[[ Data for the task, beginning ]]

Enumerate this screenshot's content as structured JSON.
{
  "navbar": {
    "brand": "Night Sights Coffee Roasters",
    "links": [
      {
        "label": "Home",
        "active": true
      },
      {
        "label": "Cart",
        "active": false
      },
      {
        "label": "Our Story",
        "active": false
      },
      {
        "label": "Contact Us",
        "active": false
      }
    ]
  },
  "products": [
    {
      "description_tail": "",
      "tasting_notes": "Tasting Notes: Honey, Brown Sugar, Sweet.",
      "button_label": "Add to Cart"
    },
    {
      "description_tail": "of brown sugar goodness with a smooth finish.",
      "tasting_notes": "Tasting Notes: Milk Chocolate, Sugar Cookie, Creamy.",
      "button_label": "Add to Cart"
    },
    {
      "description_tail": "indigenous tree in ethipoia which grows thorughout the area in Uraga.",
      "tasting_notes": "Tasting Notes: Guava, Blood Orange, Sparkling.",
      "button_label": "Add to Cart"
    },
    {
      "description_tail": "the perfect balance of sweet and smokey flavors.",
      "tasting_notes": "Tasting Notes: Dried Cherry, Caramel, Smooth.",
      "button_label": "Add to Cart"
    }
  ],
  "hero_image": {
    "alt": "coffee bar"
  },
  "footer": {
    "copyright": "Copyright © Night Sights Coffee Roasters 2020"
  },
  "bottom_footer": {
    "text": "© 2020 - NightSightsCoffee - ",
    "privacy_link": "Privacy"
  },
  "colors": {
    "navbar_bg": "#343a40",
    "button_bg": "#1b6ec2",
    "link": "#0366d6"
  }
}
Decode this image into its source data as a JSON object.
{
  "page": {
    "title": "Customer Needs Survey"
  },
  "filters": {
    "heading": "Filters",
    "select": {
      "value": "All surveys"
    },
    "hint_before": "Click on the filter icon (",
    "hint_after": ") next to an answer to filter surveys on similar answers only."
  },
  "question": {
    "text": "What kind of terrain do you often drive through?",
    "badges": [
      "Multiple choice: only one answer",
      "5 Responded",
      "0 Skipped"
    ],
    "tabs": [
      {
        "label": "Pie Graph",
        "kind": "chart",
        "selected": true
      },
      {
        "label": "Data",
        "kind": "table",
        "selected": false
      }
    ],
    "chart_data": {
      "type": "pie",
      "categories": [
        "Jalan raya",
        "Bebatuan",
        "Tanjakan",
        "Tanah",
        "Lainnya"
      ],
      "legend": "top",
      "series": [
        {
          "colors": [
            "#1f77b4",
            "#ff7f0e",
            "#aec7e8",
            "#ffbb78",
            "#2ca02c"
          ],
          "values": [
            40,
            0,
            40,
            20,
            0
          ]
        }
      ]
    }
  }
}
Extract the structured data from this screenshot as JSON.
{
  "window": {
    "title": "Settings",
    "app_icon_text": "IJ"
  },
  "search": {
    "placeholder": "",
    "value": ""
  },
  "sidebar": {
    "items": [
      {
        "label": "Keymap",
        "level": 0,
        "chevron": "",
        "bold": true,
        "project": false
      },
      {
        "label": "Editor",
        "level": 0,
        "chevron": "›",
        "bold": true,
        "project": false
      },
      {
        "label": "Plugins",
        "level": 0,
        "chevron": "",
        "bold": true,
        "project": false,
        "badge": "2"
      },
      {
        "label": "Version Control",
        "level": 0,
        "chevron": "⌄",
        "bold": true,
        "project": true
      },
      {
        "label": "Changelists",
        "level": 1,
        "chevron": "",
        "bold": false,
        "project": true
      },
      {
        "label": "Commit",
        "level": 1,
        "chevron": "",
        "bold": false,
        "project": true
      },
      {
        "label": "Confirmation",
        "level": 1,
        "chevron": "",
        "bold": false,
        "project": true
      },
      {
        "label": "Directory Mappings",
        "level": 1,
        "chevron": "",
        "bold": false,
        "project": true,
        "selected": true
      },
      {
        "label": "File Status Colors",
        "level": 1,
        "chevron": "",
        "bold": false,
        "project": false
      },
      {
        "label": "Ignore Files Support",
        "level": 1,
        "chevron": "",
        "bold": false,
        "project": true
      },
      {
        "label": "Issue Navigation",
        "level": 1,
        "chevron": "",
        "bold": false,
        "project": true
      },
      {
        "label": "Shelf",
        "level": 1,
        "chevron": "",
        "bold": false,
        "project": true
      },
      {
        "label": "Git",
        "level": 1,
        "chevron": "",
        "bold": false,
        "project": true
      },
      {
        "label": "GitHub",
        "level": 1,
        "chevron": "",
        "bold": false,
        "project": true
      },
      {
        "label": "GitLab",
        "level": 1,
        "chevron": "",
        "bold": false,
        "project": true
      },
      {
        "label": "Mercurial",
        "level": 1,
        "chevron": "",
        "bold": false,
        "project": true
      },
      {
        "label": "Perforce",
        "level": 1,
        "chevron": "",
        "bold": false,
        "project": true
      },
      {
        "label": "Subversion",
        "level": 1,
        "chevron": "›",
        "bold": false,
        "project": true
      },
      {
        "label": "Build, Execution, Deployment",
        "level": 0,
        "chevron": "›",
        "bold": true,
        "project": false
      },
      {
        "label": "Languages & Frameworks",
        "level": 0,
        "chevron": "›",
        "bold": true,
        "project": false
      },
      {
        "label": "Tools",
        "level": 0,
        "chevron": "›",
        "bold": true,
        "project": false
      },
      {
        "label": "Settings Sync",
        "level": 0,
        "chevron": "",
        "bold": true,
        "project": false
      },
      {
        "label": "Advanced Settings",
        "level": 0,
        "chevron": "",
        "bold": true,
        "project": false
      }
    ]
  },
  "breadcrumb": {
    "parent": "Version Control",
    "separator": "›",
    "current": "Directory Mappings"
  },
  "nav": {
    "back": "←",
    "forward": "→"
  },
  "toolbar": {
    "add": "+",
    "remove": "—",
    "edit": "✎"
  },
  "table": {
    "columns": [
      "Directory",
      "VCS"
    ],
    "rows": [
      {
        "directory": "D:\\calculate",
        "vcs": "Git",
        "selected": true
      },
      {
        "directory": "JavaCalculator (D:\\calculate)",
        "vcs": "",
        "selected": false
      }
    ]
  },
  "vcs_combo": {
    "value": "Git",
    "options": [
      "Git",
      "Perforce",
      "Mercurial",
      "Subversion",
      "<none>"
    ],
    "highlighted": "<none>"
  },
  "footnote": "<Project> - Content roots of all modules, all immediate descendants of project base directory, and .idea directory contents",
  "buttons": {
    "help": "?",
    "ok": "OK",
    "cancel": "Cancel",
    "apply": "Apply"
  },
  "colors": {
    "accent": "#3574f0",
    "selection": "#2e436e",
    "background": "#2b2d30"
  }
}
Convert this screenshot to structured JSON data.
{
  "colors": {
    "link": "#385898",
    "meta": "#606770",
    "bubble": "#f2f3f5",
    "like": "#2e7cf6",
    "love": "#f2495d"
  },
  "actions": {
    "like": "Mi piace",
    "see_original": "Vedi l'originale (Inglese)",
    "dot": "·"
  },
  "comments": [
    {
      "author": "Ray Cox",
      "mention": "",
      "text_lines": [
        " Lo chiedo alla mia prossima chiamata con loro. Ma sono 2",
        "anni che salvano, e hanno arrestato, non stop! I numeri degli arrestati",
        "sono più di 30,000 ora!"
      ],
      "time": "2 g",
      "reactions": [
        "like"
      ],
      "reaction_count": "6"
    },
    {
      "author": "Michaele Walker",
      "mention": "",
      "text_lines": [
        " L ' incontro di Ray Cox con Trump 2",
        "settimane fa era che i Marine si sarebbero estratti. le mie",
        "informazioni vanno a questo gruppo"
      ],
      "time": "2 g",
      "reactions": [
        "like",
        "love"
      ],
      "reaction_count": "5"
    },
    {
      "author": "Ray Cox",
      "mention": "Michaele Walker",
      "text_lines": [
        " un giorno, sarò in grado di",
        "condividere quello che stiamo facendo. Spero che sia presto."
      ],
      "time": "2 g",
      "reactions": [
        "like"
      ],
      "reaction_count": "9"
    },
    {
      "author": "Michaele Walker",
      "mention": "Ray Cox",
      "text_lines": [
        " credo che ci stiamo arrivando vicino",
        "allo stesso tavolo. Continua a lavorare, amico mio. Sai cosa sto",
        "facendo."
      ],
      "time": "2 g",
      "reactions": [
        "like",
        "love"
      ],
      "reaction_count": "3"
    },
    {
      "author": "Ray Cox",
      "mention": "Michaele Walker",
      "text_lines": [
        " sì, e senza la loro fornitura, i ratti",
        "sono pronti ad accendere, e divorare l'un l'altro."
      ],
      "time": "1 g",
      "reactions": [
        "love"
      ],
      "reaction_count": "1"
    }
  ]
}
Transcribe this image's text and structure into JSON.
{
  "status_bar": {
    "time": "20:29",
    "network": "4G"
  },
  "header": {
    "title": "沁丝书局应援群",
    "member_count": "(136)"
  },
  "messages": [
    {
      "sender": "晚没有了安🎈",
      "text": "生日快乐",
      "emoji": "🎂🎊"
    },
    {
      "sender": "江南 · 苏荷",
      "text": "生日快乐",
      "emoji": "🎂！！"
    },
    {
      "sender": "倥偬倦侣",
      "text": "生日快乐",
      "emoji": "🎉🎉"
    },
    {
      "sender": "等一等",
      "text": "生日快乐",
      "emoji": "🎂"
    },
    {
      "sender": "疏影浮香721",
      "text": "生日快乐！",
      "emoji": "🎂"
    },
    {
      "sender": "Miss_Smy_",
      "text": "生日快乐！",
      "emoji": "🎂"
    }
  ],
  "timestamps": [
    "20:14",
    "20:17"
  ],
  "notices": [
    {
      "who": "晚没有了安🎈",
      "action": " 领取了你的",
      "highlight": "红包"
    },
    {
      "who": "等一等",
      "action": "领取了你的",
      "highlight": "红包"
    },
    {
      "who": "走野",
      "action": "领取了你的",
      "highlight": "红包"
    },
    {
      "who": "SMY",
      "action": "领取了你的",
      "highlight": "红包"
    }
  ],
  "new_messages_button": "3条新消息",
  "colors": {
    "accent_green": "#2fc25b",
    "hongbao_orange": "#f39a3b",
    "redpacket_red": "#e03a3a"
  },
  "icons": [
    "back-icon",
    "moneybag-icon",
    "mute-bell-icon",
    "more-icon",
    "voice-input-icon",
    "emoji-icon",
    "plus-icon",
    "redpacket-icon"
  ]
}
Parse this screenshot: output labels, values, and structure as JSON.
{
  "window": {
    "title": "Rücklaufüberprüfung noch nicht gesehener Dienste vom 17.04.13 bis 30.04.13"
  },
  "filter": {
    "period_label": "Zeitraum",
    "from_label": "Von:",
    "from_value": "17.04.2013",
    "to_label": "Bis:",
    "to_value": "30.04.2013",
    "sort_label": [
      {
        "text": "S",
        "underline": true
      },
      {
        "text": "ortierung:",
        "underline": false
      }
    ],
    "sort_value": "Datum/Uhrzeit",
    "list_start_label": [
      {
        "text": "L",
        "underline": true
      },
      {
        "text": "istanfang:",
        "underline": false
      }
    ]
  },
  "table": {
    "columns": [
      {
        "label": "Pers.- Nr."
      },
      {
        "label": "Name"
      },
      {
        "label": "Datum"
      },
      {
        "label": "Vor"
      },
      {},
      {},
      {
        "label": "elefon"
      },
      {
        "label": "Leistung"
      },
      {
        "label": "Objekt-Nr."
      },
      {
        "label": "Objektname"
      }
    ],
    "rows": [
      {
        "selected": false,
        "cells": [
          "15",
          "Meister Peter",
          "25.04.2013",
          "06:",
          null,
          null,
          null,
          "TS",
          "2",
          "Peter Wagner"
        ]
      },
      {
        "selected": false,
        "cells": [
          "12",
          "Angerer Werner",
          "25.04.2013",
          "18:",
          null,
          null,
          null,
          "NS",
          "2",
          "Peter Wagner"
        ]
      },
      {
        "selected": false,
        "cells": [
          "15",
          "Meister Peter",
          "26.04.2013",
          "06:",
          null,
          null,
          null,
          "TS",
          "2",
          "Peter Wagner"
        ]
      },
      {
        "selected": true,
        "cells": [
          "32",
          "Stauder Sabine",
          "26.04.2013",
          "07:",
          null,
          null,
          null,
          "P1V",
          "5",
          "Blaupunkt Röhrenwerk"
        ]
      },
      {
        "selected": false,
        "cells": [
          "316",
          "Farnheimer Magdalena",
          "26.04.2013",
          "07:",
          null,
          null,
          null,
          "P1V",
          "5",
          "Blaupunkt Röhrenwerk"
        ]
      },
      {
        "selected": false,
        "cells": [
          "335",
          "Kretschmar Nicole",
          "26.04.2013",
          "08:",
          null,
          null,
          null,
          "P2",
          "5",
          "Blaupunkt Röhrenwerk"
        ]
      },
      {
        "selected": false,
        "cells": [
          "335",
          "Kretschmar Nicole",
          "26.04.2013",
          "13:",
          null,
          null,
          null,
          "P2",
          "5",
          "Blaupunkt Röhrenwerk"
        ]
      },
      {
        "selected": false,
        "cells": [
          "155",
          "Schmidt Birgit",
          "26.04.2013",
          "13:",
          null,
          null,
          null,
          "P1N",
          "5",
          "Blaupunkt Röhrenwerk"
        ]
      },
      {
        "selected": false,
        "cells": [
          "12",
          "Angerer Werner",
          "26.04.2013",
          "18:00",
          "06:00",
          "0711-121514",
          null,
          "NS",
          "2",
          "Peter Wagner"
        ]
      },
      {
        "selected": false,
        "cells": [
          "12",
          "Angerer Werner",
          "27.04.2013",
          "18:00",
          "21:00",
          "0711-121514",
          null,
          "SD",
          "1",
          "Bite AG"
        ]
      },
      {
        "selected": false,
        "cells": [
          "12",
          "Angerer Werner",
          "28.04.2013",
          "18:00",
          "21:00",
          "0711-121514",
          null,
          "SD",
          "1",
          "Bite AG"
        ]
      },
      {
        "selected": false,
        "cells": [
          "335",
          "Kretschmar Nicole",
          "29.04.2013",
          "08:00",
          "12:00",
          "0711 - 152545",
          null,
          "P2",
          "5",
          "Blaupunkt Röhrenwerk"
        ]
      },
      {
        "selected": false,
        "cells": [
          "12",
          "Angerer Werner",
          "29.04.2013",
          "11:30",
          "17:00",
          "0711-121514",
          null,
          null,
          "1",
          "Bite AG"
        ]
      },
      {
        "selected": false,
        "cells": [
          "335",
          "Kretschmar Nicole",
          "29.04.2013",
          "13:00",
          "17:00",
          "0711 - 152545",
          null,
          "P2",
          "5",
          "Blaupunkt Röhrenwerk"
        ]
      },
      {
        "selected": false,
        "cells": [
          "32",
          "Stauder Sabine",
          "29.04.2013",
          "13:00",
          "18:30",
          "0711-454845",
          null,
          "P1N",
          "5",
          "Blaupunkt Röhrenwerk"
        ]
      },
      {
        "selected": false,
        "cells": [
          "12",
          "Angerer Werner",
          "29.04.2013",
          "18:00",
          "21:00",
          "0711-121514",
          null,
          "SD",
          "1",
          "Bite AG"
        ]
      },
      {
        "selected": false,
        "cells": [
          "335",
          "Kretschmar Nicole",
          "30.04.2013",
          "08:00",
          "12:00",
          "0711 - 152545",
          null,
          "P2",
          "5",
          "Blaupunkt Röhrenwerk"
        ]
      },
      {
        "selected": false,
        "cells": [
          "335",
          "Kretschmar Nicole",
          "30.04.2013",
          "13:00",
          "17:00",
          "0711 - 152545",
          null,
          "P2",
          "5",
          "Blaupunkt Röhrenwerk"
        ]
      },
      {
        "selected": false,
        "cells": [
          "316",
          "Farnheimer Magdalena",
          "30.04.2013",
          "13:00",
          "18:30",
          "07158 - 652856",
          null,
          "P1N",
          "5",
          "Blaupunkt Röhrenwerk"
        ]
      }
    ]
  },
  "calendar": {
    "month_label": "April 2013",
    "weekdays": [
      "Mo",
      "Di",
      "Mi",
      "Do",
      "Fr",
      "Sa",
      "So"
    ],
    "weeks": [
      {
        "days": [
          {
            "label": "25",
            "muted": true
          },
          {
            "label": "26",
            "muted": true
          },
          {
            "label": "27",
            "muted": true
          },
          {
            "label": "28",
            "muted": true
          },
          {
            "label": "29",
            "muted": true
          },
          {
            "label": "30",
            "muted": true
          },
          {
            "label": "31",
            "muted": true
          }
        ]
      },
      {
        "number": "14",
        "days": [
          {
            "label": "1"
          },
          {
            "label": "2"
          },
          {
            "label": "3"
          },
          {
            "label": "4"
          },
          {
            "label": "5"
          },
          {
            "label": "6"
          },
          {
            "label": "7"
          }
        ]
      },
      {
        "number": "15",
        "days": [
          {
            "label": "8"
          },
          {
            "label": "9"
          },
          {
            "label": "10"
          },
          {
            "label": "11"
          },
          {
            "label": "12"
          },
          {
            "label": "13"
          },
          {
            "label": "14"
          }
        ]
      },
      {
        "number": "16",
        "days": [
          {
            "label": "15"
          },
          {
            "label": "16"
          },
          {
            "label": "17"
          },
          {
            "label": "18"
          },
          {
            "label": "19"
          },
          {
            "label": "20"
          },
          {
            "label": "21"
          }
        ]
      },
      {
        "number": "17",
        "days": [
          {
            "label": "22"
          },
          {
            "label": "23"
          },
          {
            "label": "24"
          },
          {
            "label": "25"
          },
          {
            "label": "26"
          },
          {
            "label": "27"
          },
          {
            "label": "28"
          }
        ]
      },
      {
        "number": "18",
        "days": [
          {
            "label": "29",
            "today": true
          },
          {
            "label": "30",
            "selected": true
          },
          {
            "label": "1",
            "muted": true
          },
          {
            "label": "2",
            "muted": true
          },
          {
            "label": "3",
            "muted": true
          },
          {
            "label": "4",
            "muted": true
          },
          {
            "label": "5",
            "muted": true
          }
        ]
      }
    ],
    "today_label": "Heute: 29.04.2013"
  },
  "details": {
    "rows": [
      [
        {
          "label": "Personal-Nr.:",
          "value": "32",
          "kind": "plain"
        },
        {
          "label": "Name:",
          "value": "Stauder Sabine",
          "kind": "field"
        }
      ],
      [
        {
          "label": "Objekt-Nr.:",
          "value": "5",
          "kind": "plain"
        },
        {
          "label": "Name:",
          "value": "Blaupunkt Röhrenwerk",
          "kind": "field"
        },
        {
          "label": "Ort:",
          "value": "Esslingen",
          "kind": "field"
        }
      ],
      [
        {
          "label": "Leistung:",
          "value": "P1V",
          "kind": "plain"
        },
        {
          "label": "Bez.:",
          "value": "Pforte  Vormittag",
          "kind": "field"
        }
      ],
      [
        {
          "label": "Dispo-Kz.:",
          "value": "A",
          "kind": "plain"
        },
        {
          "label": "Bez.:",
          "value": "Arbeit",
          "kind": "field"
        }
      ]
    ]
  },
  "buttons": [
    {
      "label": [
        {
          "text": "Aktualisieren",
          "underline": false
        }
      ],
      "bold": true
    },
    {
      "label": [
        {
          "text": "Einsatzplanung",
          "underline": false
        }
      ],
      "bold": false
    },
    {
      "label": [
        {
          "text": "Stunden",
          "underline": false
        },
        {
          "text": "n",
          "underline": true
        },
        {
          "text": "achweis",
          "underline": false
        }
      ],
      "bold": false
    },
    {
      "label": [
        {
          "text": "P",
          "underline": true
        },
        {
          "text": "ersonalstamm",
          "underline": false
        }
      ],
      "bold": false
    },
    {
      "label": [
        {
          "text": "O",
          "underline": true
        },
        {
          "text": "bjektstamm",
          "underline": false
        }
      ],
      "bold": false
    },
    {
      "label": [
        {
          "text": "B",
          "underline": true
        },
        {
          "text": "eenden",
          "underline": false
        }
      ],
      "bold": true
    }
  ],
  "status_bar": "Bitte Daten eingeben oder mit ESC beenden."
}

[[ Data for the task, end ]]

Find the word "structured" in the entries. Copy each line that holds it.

Task answer:
Enumerate this screenshot's content as structured JSON.
Extract the structured data from this screenshot as JSON.
Convert this screenshot to structured JSON data.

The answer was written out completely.